KP: Oh, thatâ€™s a tough one. Hereâ€™s my dirty little secret: I donâ€™t. I end up listening to whatever is pumped into me in retail stores, in gyms, friendâ€™s cars â€“ but in terms of active listening, the kind of listening we do when weâ€™re teenagers, when weâ€™re sit alone in a room and really absorb itâ€¦ I canâ€™t do that since Iâ€™ve been obsessively creating my own music, but I should be listening moreâ€¦
AB: I know you donâ€™t want to discuss being gay, but â€“
KP: Itâ€™s so boring.
AB: It doesnâ€™t need to be discussed, obviously, but we have a lot of stars out there that do happen to be gay, but donâ€™t discuss itâ€¦ There are two perspectives: the more you discuss it, the more it becomes an issue that leads to backlash, etc. Of course you donâ€™t need to make a big deal out of it, because everyoneâ€™s the same in the end, but another part of me thinks it is important to discuss it because you become a role model. What do you say about that?
KP: I think itâ€™s important not to hide it. I think your sexual orientation â€“ peopleâ€™s sexuality â€“ is a beautiful, big part of who they are, but I think that the trap that we all fall into, especially when dealing with peopleâ€™s creative output, is that we focus on their sexual orientation, or anything about their identity, rather than what theyâ€™re doing as artists. We shoot ourselves in the foot in how we represent ourselves in the media, because itâ€™s really. Weâ€™re individual artists and itâ€™s about what we do. If was going to talk to Elton John, for example, I would be far more interested in his work than how he feels about being a Caucasian male. Or how he feels about being homosexual, rather than heterosexual. Those things are a given and theyâ€™re not really â€“ if we focus in on them, weâ€™re missing the point on who he is and what he is doing. Itâ€™s not something he should hideâ€¦ If Iâ€™m talking to Aretha Franklin, Iâ€™m not going to say, â€œHow does it feel to be an African-American woman in the music industry?â€ That may be something that sheâ€™d put in her memoirs, but to focus in on that and making it an issue, I think is a little counterproductive.
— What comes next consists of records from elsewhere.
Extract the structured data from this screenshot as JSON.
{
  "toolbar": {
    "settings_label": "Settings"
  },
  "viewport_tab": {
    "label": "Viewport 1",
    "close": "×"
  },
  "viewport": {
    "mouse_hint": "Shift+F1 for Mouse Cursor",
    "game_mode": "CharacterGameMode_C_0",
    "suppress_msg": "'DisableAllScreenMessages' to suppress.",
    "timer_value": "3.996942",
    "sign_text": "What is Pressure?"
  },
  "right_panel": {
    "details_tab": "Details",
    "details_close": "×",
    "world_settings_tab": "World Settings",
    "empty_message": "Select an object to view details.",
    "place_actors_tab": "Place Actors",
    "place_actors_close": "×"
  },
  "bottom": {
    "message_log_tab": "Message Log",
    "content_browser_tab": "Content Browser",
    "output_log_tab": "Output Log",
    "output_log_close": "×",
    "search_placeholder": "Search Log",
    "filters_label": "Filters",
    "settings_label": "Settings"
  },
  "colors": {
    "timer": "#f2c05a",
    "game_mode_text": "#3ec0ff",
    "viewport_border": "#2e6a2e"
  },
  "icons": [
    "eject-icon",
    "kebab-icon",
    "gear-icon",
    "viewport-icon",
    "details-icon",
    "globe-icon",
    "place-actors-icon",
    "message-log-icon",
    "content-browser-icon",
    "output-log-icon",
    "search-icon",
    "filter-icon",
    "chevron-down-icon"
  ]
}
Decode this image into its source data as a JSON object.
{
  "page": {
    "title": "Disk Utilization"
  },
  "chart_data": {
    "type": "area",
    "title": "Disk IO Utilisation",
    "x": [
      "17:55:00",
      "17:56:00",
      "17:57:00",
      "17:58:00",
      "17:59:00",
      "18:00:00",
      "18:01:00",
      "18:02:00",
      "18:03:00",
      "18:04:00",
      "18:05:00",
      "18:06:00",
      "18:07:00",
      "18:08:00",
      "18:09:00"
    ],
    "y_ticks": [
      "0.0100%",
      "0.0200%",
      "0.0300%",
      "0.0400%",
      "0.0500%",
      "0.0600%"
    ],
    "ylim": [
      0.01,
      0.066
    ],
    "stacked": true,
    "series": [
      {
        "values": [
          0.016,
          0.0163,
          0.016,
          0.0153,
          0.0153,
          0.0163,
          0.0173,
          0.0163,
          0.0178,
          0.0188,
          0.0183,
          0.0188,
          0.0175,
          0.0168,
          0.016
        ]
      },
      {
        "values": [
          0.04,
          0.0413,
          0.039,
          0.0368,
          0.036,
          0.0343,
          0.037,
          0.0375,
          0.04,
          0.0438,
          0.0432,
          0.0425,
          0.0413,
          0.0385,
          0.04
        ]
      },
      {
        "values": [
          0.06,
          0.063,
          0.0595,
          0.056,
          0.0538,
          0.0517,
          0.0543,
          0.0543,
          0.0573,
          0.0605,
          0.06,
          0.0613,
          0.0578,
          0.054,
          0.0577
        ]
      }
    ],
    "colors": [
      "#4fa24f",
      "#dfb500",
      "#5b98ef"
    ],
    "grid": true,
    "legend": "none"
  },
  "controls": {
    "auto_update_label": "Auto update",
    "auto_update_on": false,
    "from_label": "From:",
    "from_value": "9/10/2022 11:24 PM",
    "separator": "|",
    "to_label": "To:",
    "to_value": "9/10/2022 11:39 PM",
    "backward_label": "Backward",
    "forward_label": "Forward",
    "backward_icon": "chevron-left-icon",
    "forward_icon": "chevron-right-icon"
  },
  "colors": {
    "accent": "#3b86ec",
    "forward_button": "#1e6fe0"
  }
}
Price will be performing this Friday at Joe’s Pub in New York. In addition to playing tracks from her EP, Price will also be performing very special track: “Possibilities,” which was originally penned for Michael Hutchison of INXS fame.